[Source data]

○ ○ ○ ○ ○

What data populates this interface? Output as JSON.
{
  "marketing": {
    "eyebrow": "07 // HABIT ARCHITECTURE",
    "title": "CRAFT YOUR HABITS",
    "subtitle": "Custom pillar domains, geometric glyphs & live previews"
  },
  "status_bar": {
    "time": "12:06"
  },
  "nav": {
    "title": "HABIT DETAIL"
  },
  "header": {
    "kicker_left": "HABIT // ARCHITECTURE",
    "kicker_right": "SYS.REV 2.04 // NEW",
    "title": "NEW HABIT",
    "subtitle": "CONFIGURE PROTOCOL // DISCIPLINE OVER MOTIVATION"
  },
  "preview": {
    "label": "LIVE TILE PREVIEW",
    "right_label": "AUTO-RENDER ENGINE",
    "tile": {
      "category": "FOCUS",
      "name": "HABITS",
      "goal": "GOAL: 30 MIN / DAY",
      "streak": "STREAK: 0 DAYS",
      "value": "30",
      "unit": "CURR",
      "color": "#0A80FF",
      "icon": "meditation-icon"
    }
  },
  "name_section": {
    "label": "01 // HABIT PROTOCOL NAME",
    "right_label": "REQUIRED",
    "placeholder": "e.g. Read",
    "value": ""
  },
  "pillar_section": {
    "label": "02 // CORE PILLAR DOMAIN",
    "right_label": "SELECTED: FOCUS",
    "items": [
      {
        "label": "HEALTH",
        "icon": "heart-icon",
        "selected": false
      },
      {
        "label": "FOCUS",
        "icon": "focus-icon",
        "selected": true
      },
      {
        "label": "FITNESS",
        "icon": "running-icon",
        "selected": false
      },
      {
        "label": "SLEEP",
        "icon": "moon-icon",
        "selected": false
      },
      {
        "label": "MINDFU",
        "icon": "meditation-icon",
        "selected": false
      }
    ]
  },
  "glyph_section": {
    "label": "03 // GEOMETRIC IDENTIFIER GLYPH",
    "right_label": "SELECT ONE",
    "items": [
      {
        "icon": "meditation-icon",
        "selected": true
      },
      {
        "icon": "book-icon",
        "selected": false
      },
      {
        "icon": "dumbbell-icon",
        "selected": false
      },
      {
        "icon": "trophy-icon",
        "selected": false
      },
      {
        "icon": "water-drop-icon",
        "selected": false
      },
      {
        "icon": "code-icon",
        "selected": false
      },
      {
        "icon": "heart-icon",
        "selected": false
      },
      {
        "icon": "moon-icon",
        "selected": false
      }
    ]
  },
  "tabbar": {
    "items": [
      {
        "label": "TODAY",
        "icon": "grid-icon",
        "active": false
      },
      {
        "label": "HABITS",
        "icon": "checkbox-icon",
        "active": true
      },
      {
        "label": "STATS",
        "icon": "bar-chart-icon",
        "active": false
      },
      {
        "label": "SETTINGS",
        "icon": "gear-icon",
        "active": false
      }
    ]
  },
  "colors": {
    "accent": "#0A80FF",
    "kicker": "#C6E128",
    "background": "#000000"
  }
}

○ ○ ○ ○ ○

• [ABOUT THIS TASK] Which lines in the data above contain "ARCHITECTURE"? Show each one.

• [THE COMPLETED TASK]
    "eyebrow": "07 // HABIT ARCHITECTURE",
    "kicker_left": "HABIT // ARCHITECTURE",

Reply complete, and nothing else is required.